Poverty in the United States: A Snapshot
Census figures released in September 2013 confirm that record-high numbers of Americans are living in poverty. The latest data reveal:
One out of seven people in the USA are living in poverty.
In 2012, 46.5 million people were living in poverty in the United States—the largest number in the 54 years the Census has measured poverty.
The poverty rate (the percentage of all people in the United States who were poor) also remained at high levels: 15% for all Americans and 21.8% for children under age 18.
The United States Bureau of the Census measures poverty by comparing household income to the poverty threshold for a household of a given size. The poverty threshold is adjusted each year to take account of changes in the cost-of-living. The poverty threshold is not, however, representative of what a family actually needs for a decent living. For example, in 2012, the weighted average poverty threshold for a household of four was only $23,492.
Almost one out of sixteen people in the USA are living in deep poverty.
People with income 50% below the poverty line are commonly referred to as living in deep poverty; Census figures show that, in 2012, 6.6% of our population, or 20.4 million people, were living in deep poverty.
Racial and ethnic minorities, women, children, and families headed by single women are particularly vulnerable to poverty and deep poverty.
Blacks and Hispanics are more likely than whites to be poor, and to be in poverty and deep poverty.
Census figures reveal a stark contrast in the percentages of non-Hispanic whites living in poverty as compared to Hispanics and blacks. In 2012, 9.7% of non-Hispanic whites (18.9 million) were living in poverty, while over a quarter of Hispanics (13.6 million), and 27.2% of blacks (10.9 million) were living in poverty.
The figures are more dismal when looking at the rates for deep poverty. Compared to non-Hispanic whites, Hispanics are more than twice as likely to live in deep poverty, and blacks are almost three times more likely to live in deep poverty. In 2012, 12.7% of blacks (almost 5.1 million), 10.1% of Hispanics (almost 5.4 million), and 4.3% (8.4 million) of non-Hispanic whites were living in deep poverty.
Children represent more than one-third of the people living in poverty and deep poverty.
In 2012, 73.7 million American children represented 23.7% of the total U.S. population, but made up a disquieting 34.6% of Americans in poverty and a full 35% of Americans living in deep poverty.
Overall, 21.8% of children under 18—or some 16.1 million American youth—were living below the poverty line. Though the poverty rate of 9.1% for Americans aged 65 and older remained steady since 2011, the number of older Americans in poverty increased from 3.6 million to 3.9 million. For citizens aged 18 to 64, 13.7%—26.5 million—lived in poverty.
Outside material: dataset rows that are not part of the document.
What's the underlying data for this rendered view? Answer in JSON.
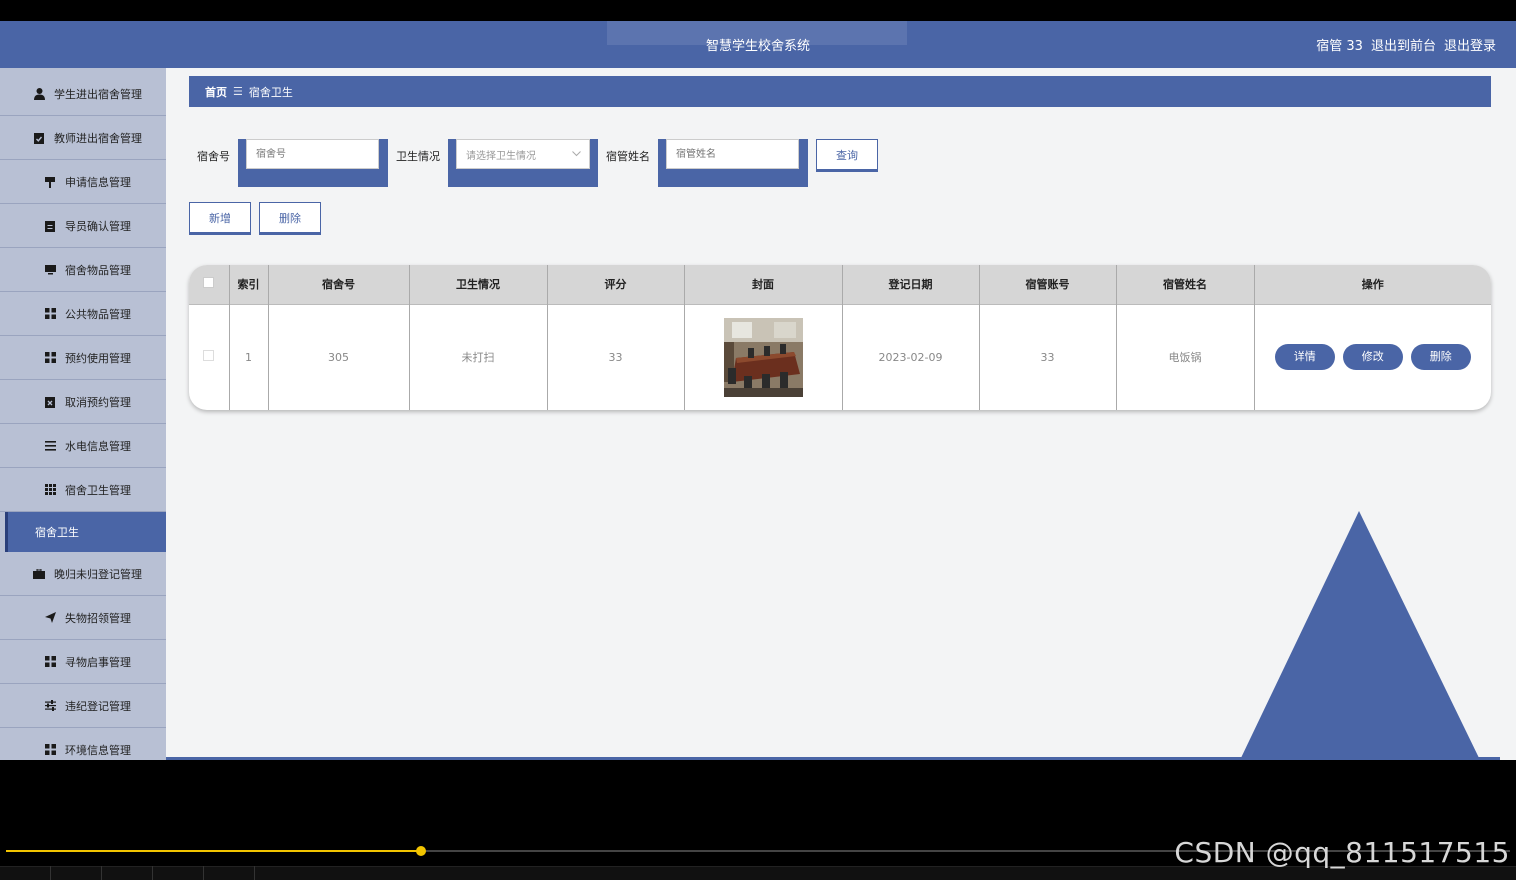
{
  "header": {
    "title": "智慧学生校舍系统",
    "user": "宿管 33",
    "to_front": "退出到前台",
    "logout": "退出登录"
  },
  "sidebar": {
    "items": [
      {
        "label": "学生进出宿舍管理",
        "icon": "user-icon"
      },
      {
        "label": "教师进出宿舍管理",
        "icon": "clipboard-check-icon"
      },
      {
        "label": "申请信息管理",
        "icon": "flag-icon"
      },
      {
        "label": "导员确认管理",
        "icon": "clipboard-icon"
      },
      {
        "label": "宿舍物品管理",
        "icon": "monitor-icon"
      },
      {
        "label": "公共物品管理",
        "icon": "grid-icon"
      },
      {
        "label": "预约使用管理",
        "icon": "grid-icon"
      },
      {
        "label": "取消预约管理",
        "icon": "calendar-x-icon"
      },
      {
        "label": "水电信息管理",
        "icon": "list-icon"
      },
      {
        "label": "宿舍卫生管理",
        "icon": "table-icon"
      },
      {
        "label": "宿舍卫生",
        "active": true
      },
      {
        "label": "晚归未归登记管理",
        "icon": "briefcase-icon"
      },
      {
        "label": "失物招领管理",
        "icon": "send-icon"
      },
      {
        "label": "寻物启事管理",
        "icon": "grid-icon"
      },
      {
        "label": "违纪登记管理",
        "icon": "sliders-icon"
      },
      {
        "label": "环境信息管理",
        "icon": "grid-icon"
      }
    ]
  },
  "breadcrumb": {
    "home": "首页",
    "separator": "☰",
    "current": "宿舍卫生"
  },
  "search": {
    "room_label": "宿舍号",
    "room_placeholder": "宿舍号",
    "hygiene_label": "卫生情况",
    "hygiene_placeholder": "请选择卫生情况",
    "manager_label": "宿管姓名",
    "manager_placeholder": "宿管姓名",
    "query_button": "查询"
  },
  "actions": {
    "add_button": "新增",
    "delete_button": "删除"
  },
  "table": {
    "headers": [
      "",
      "索引",
      "宿舍号",
      "卫生情况",
      "评分",
      "封面",
      "登记日期",
      "宿管账号",
      "宿管姓名",
      "操作"
    ],
    "rows": [
      {
        "index": "1",
        "room": "305",
        "hygiene": "未打扫",
        "score": "33",
        "date": "2023-02-09",
        "account": "33",
        "manager_name": "电饭锅",
        "btn_detail": "详情",
        "btn_edit": "修改",
        "btn_delete": "删除"
      }
    ]
  },
  "player": {
    "progress_fraction": 0.276,
    "watermark": "CSDN @qq_811517515"
  },
  "colors": {
    "primary": "#4a65a6",
    "sidebar_bg": "#b8c0d4",
    "content_bg": "#f3f4f5",
    "progress": "#f2c400"
  }
}
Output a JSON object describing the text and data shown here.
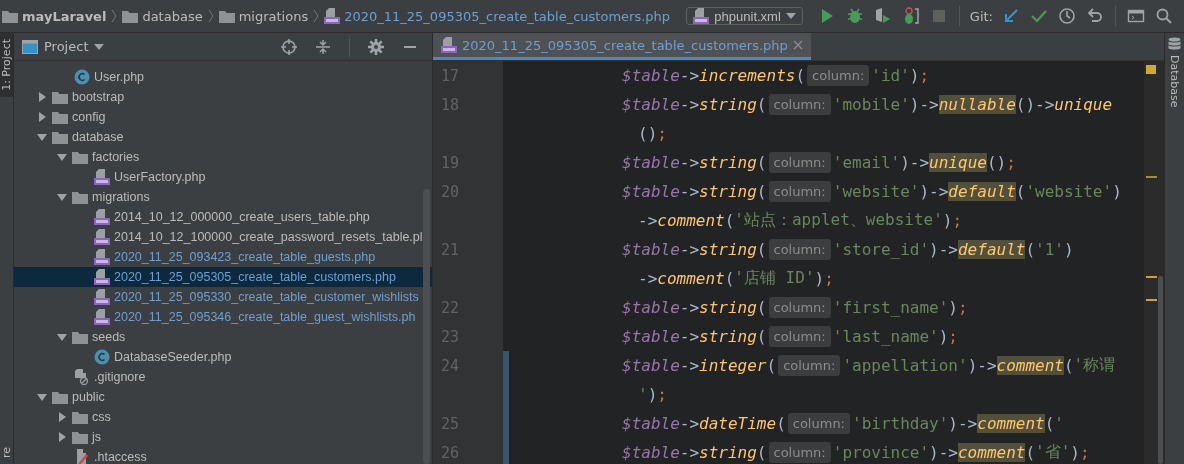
{
  "breadcrumbs": [
    {
      "kind": "project",
      "label": "mayLaravel"
    },
    {
      "kind": "folder",
      "label": "database"
    },
    {
      "kind": "folder",
      "label": "migrations"
    },
    {
      "kind": "php",
      "label": "2020_11_25_095305_create_table_customers.php"
    }
  ],
  "run_config": {
    "label": "phpunit.xml"
  },
  "vcs": {
    "label": "Git:"
  },
  "left_strip": [
    {
      "label": "1: Project",
      "selected": true
    },
    {
      "label": "re",
      "selected": false
    }
  ],
  "right_strip": [
    {
      "label": "Database"
    }
  ],
  "project_panel": {
    "title": "Project",
    "tree": {
      "continued_children": [
        {
          "kind": "class",
          "name": "User.php",
          "modified": false,
          "selected": false
        }
      ],
      "items": [
        {
          "kind": "folder",
          "name": "bootstrap",
          "expanded": false,
          "modified": false,
          "selected": false
        },
        {
          "kind": "folder",
          "name": "config",
          "expanded": false,
          "modified": false,
          "selected": false
        },
        {
          "kind": "folder",
          "name": "database",
          "expanded": true,
          "modified": false,
          "selected": false,
          "children": [
            {
              "kind": "folder",
              "name": "factories",
              "expanded": true,
              "modified": false,
              "selected": false,
              "children": [
                {
                  "kind": "php",
                  "name": "UserFactory.php",
                  "modified": false,
                  "selected": false
                }
              ]
            },
            {
              "kind": "folder",
              "name": "migrations",
              "expanded": true,
              "modified": false,
              "selected": false,
              "children": [
                {
                  "kind": "php",
                  "name": "2014_10_12_000000_create_users_table.php",
                  "modified": false,
                  "selected": false
                },
                {
                  "kind": "php",
                  "name": "2014_10_12_100000_create_password_resets_table.pl",
                  "modified": false,
                  "selected": false
                },
                {
                  "kind": "php",
                  "name": "2020_11_25_093423_create_table_guests.php",
                  "modified": true,
                  "selected": false
                },
                {
                  "kind": "php",
                  "name": "2020_11_25_095305_create_table_customers.php",
                  "modified": true,
                  "selected": true
                },
                {
                  "kind": "php",
                  "name": "2020_11_25_095330_create_table_customer_wishlists",
                  "modified": true,
                  "selected": false
                },
                {
                  "kind": "php",
                  "name": "2020_11_25_095346_create_table_guest_wishlists.ph",
                  "modified": true,
                  "selected": false
                }
              ]
            },
            {
              "kind": "folder",
              "name": "seeds",
              "expanded": true,
              "modified": false,
              "selected": false,
              "children": [
                {
                  "kind": "class",
                  "name": "DatabaseSeeder.php",
                  "modified": false,
                  "selected": false
                }
              ]
            },
            {
              "kind": "ignore",
              "name": ".gitignore",
              "modified": false,
              "selected": false
            }
          ]
        },
        {
          "kind": "folder",
          "name": "public",
          "expanded": true,
          "modified": false,
          "selected": false,
          "children": [
            {
              "kind": "folder",
              "name": "css",
              "expanded": false,
              "modified": false,
              "selected": false
            },
            {
              "kind": "folder",
              "name": "js",
              "expanded": false,
              "modified": false,
              "selected": false
            },
            {
              "kind": "htaccess",
              "name": ".htaccess",
              "modified": false,
              "selected": false
            }
          ]
        }
      ]
    }
  },
  "editor": {
    "tabs": [
      {
        "label": "2020_11_25_095305_create_table_customers.php",
        "selected": true
      }
    ],
    "lines": [
      {
        "number": "17",
        "changed": false,
        "continuation": false,
        "tokens": [
          {
            "kind": "var",
            "text": "$table"
          },
          {
            "kind": "punct",
            "text": "->"
          },
          {
            "kind": "method",
            "text": "increments"
          },
          {
            "kind": "punct",
            "text": "("
          },
          {
            "kind": "hint",
            "text": "column:"
          },
          {
            "kind": "str",
            "text": "'id'"
          },
          {
            "kind": "punct",
            "text": ")"
          },
          {
            "kind": "semi",
            "text": ";"
          }
        ]
      },
      {
        "number": "18",
        "changed": false,
        "continuation": false,
        "tokens": [
          {
            "kind": "var",
            "text": "$table"
          },
          {
            "kind": "punct",
            "text": "->"
          },
          {
            "kind": "method",
            "text": "string"
          },
          {
            "kind": "punct",
            "text": "("
          },
          {
            "kind": "hint",
            "text": "column:"
          },
          {
            "kind": "str",
            "text": "'mobile'"
          },
          {
            "kind": "punct",
            "text": ")->"
          },
          {
            "kind": "method_hl",
            "text": "nullable"
          },
          {
            "kind": "punct",
            "text": "()->"
          },
          {
            "kind": "method",
            "text": "unique"
          }
        ]
      },
      {
        "changed": false,
        "continuation": true,
        "tokens": [
          {
            "kind": "punct",
            "text": "()"
          },
          {
            "kind": "semi",
            "text": ";"
          }
        ]
      },
      {
        "number": "19",
        "changed": false,
        "continuation": false,
        "tokens": [
          {
            "kind": "var",
            "text": "$table"
          },
          {
            "kind": "punct",
            "text": "->"
          },
          {
            "kind": "method",
            "text": "string"
          },
          {
            "kind": "punct",
            "text": "("
          },
          {
            "kind": "hint",
            "text": "column:"
          },
          {
            "kind": "str",
            "text": "'email'"
          },
          {
            "kind": "punct",
            "text": ")->"
          },
          {
            "kind": "method_hl",
            "text": "unique"
          },
          {
            "kind": "punct",
            "text": "()"
          },
          {
            "kind": "semi",
            "text": ";"
          }
        ]
      },
      {
        "number": "20",
        "changed": false,
        "continuation": false,
        "tokens": [
          {
            "kind": "var",
            "text": "$table"
          },
          {
            "kind": "punct",
            "text": "->"
          },
          {
            "kind": "method",
            "text": "string"
          },
          {
            "kind": "punct",
            "text": "("
          },
          {
            "kind": "hint",
            "text": "column:"
          },
          {
            "kind": "str",
            "text": "'website'"
          },
          {
            "kind": "punct",
            "text": ")->"
          },
          {
            "kind": "method_hl",
            "text": "default"
          },
          {
            "kind": "punct",
            "text": "("
          },
          {
            "kind": "str",
            "text": "'website'"
          },
          {
            "kind": "punct",
            "text": ")"
          }
        ]
      },
      {
        "changed": false,
        "continuation": true,
        "tokens": [
          {
            "kind": "punct",
            "text": "->"
          },
          {
            "kind": "method",
            "text": "comment"
          },
          {
            "kind": "punct",
            "text": "("
          },
          {
            "kind": "str",
            "text": "'站点：applet、website'"
          },
          {
            "kind": "punct",
            "text": ")"
          },
          {
            "kind": "semi",
            "text": ";"
          }
        ]
      },
      {
        "number": "21",
        "changed": false,
        "continuation": false,
        "tokens": [
          {
            "kind": "var",
            "text": "$table"
          },
          {
            "kind": "punct",
            "text": "->"
          },
          {
            "kind": "method",
            "text": "string"
          },
          {
            "kind": "punct",
            "text": "("
          },
          {
            "kind": "hint",
            "text": "column:"
          },
          {
            "kind": "str",
            "text": "'store_id'"
          },
          {
            "kind": "punct",
            "text": ")->"
          },
          {
            "kind": "method_hl",
            "text": "default"
          },
          {
            "kind": "punct",
            "text": "("
          },
          {
            "kind": "str",
            "text": "'1'"
          },
          {
            "kind": "punct",
            "text": ")"
          }
        ]
      },
      {
        "changed": false,
        "continuation": true,
        "tokens": [
          {
            "kind": "punct",
            "text": "->"
          },
          {
            "kind": "method",
            "text": "comment"
          },
          {
            "kind": "punct",
            "text": "("
          },
          {
            "kind": "str",
            "text": "'店铺 ID'"
          },
          {
            "kind": "punct",
            "text": ")"
          },
          {
            "kind": "semi",
            "text": ";"
          }
        ]
      },
      {
        "number": "22",
        "changed": false,
        "continuation": false,
        "tokens": [
          {
            "kind": "var",
            "text": "$table"
          },
          {
            "kind": "punct",
            "text": "->"
          },
          {
            "kind": "method",
            "text": "string"
          },
          {
            "kind": "punct",
            "text": "("
          },
          {
            "kind": "hint",
            "text": "column:"
          },
          {
            "kind": "str",
            "text": "'first_name'"
          },
          {
            "kind": "punct",
            "text": ")"
          },
          {
            "kind": "semi",
            "text": ";"
          }
        ]
      },
      {
        "number": "23",
        "changed": false,
        "continuation": false,
        "tokens": [
          {
            "kind": "var",
            "text": "$table"
          },
          {
            "kind": "punct",
            "text": "->"
          },
          {
            "kind": "method",
            "text": "string"
          },
          {
            "kind": "punct",
            "text": "("
          },
          {
            "kind": "hint",
            "text": "column:"
          },
          {
            "kind": "str",
            "text": "'last_name'"
          },
          {
            "kind": "punct",
            "text": ")"
          },
          {
            "kind": "semi",
            "text": ";"
          }
        ]
      },
      {
        "number": "24",
        "changed": true,
        "continuation": false,
        "tokens": [
          {
            "kind": "var",
            "text": "$table"
          },
          {
            "kind": "punct",
            "text": "->"
          },
          {
            "kind": "method",
            "text": "integer"
          },
          {
            "kind": "punct",
            "text": "("
          },
          {
            "kind": "hint",
            "text": "column:"
          },
          {
            "kind": "str",
            "text": "'appellation'"
          },
          {
            "kind": "punct",
            "text": ")->"
          },
          {
            "kind": "method_hl",
            "text": "comment"
          },
          {
            "kind": "punct",
            "text": "("
          },
          {
            "kind": "str",
            "text": "'称谓"
          }
        ]
      },
      {
        "changed": true,
        "continuation": true,
        "tokens": [
          {
            "kind": "str",
            "text": "'"
          },
          {
            "kind": "punct",
            "text": ")"
          },
          {
            "kind": "semi",
            "text": ";"
          }
        ]
      },
      {
        "number": "25",
        "changed": true,
        "continuation": false,
        "tokens": [
          {
            "kind": "var",
            "text": "$table"
          },
          {
            "kind": "punct",
            "text": "->"
          },
          {
            "kind": "method",
            "text": "dateTime"
          },
          {
            "kind": "punct",
            "text": "("
          },
          {
            "kind": "hint",
            "text": "column:"
          },
          {
            "kind": "str",
            "text": "'birthday'"
          },
          {
            "kind": "punct",
            "text": ")->"
          },
          {
            "kind": "method_hl",
            "text": "comment"
          },
          {
            "kind": "punct",
            "text": "("
          },
          {
            "kind": "str",
            "text": "'"
          }
        ]
      },
      {
        "number": "26",
        "changed": true,
        "continuation": false,
        "tokens": [
          {
            "kind": "var",
            "text": "$table"
          },
          {
            "kind": "punct",
            "text": "->"
          },
          {
            "kind": "method",
            "text": "string"
          },
          {
            "kind": "punct",
            "text": "("
          },
          {
            "kind": "hint",
            "text": "column:"
          },
          {
            "kind": "str",
            "text": "'province'"
          },
          {
            "kind": "punct",
            "text": ")->"
          },
          {
            "kind": "method_hl",
            "text": "comment"
          },
          {
            "kind": "punct",
            "text": "("
          },
          {
            "kind": "str",
            "text": "'省'"
          },
          {
            "kind": "punct",
            "text": ")"
          },
          {
            "kind": "semi",
            "text": ";"
          }
        ]
      }
    ]
  }
}
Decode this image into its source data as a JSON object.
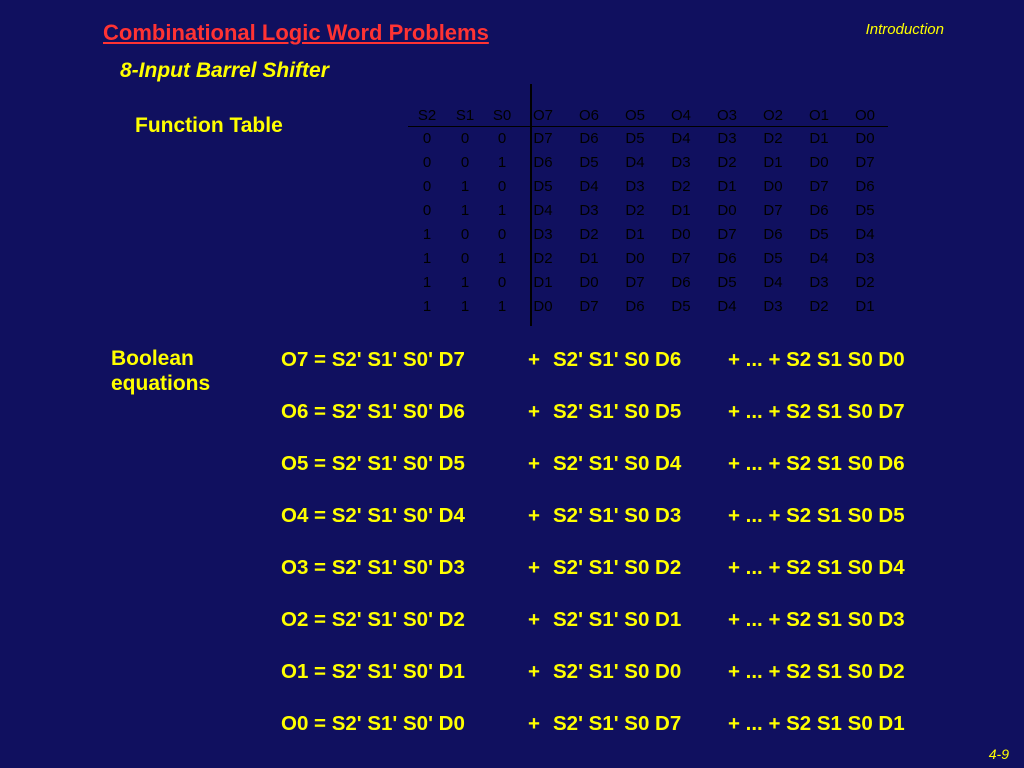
{
  "header": {
    "title": "Combinational Logic Word Problems",
    "section": "Introduction",
    "subtitle": "8-Input Barrel Shifter"
  },
  "function_table": {
    "label": "Function Table",
    "select_headers": [
      "S2",
      "S1",
      "S0"
    ],
    "output_headers": [
      "O7",
      "O6",
      "O5",
      "O4",
      "O3",
      "O2",
      "O1",
      "O0"
    ],
    "rows": [
      {
        "sel": [
          "0",
          "0",
          "0"
        ],
        "out": [
          "D7",
          "D6",
          "D5",
          "D4",
          "D3",
          "D2",
          "D1",
          "D0"
        ]
      },
      {
        "sel": [
          "0",
          "0",
          "1"
        ],
        "out": [
          "D6",
          "D5",
          "D4",
          "D3",
          "D2",
          "D1",
          "D0",
          "D7"
        ]
      },
      {
        "sel": [
          "0",
          "1",
          "0"
        ],
        "out": [
          "D5",
          "D4",
          "D3",
          "D2",
          "D1",
          "D0",
          "D7",
          "D6"
        ]
      },
      {
        "sel": [
          "0",
          "1",
          "1"
        ],
        "out": [
          "D4",
          "D3",
          "D2",
          "D1",
          "D0",
          "D7",
          "D6",
          "D5"
        ]
      },
      {
        "sel": [
          "1",
          "0",
          "0"
        ],
        "out": [
          "D3",
          "D2",
          "D1",
          "D0",
          "D7",
          "D6",
          "D5",
          "D4"
        ]
      },
      {
        "sel": [
          "1",
          "0",
          "1"
        ],
        "out": [
          "D2",
          "D1",
          "D0",
          "D7",
          "D6",
          "D5",
          "D4",
          "D3"
        ]
      },
      {
        "sel": [
          "1",
          "1",
          "0"
        ],
        "out": [
          "D1",
          "D0",
          "D7",
          "D6",
          "D5",
          "D4",
          "D3",
          "D2"
        ]
      },
      {
        "sel": [
          "1",
          "1",
          "1"
        ],
        "out": [
          "D0",
          "D7",
          "D6",
          "D5",
          "D4",
          "D3",
          "D2",
          "D1"
        ]
      }
    ]
  },
  "boolean": {
    "label_line1": "Boolean",
    "label_line2": "equations",
    "equations": [
      {
        "lhs": "O7 = S2' S1' S0' D7",
        "plus": "+",
        "mid": "S2' S1' S0 D6",
        "tail": "+ ... + S2 S1 S0 D0"
      },
      {
        "lhs": "O6 = S2' S1' S0' D6",
        "plus": "+",
        "mid": "S2' S1' S0 D5",
        "tail": "+ ... + S2 S1 S0 D7"
      },
      {
        "lhs": "O5 = S2' S1' S0' D5",
        "plus": "+",
        "mid": "S2' S1' S0 D4",
        "tail": "+ ... + S2 S1 S0 D6"
      },
      {
        "lhs": "O4 = S2' S1' S0' D4",
        "plus": "+",
        "mid": "S2' S1' S0 D3",
        "tail": "+ ... + S2 S1 S0 D5"
      },
      {
        "lhs": "O3 = S2' S1' S0' D3",
        "plus": "+",
        "mid": "S2' S1' S0 D2",
        "tail": "+ ... + S2 S1 S0 D4"
      },
      {
        "lhs": "O2 = S2' S1' S0' D2",
        "plus": "+",
        "mid": "S2' S1' S0 D1",
        "tail": "+ ... + S2 S1 S0 D3"
      },
      {
        "lhs": "O1 = S2' S1' S0' D1",
        "plus": "+",
        "mid": "S2' S1' S0 D0",
        "tail": "+ ... + S2 S1 S0 D2"
      },
      {
        "lhs": "O0 = S2' S1' S0' D0",
        "plus": "+",
        "mid": "S2' S1' S0 D7",
        "tail": "+ ... + S2 S1 S0 D1"
      }
    ]
  },
  "footer": {
    "page": "4-9"
  },
  "colors": {
    "background": "#10105f",
    "title": "#ff3333",
    "text": "#ffff00",
    "table_text": "#000000"
  }
}
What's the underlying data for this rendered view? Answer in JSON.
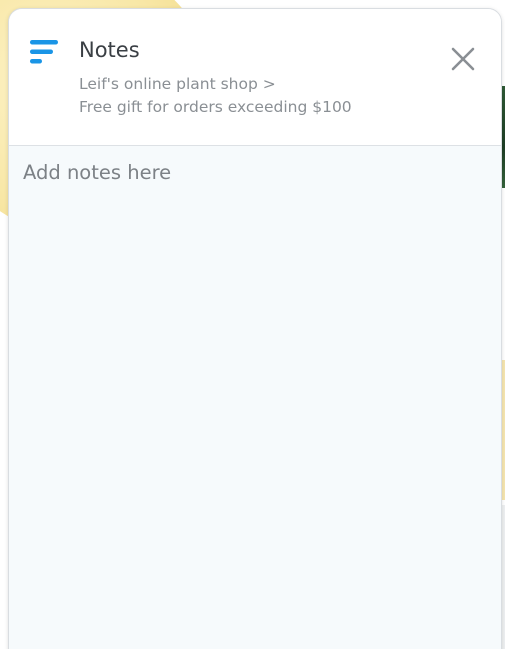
{
  "panel": {
    "title": "Notes",
    "breadcrumb_line1": "Leif's online plant shop >",
    "breadcrumb_line2": "Free gift for orders exceeding $100",
    "notes_placeholder": "Add notes here",
    "notes_value": "",
    "title_icon": "notes-lines-icon",
    "close_icon": "close-icon"
  },
  "colors": {
    "accent": "#1a95e6",
    "close_icon": "#8a8f94",
    "panel_background": "#f6fafc"
  }
}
Poverty is a women's issue; female-headed families are more likely to be poor.
In 2012, over five million more women than men were living below the poverty line; and two million more women than men were living in deep poverty. For women aged 18 to 64, the poverty rate was 15.4%, compared to 11.9% for men of the same age range. At 11%, the poverty rate for women aged 65 and older is almost double that of men aged 65 and older—6.6%.
Families headed by a single adult are more likely to be headed by women, and these female-headed households are at a greater risk of poverty. Almost 31% of households headed by a single woman were living below the poverty line—nearly five times the 6.3% poverty rate for families headed by a married couple. For households headed by a single male, 16.4% were living in poverty.
Over one-fourth of adults with a disability live in poverty.
In 2012, the poverty rate for Americans aged 18 to 64 living with a disability was 28.4% (4.3 million) compared to 12.5% (22 million) of Americans aged 18 to 64 who did not have disability.
Data from U. S. Census Bureau and other published reports.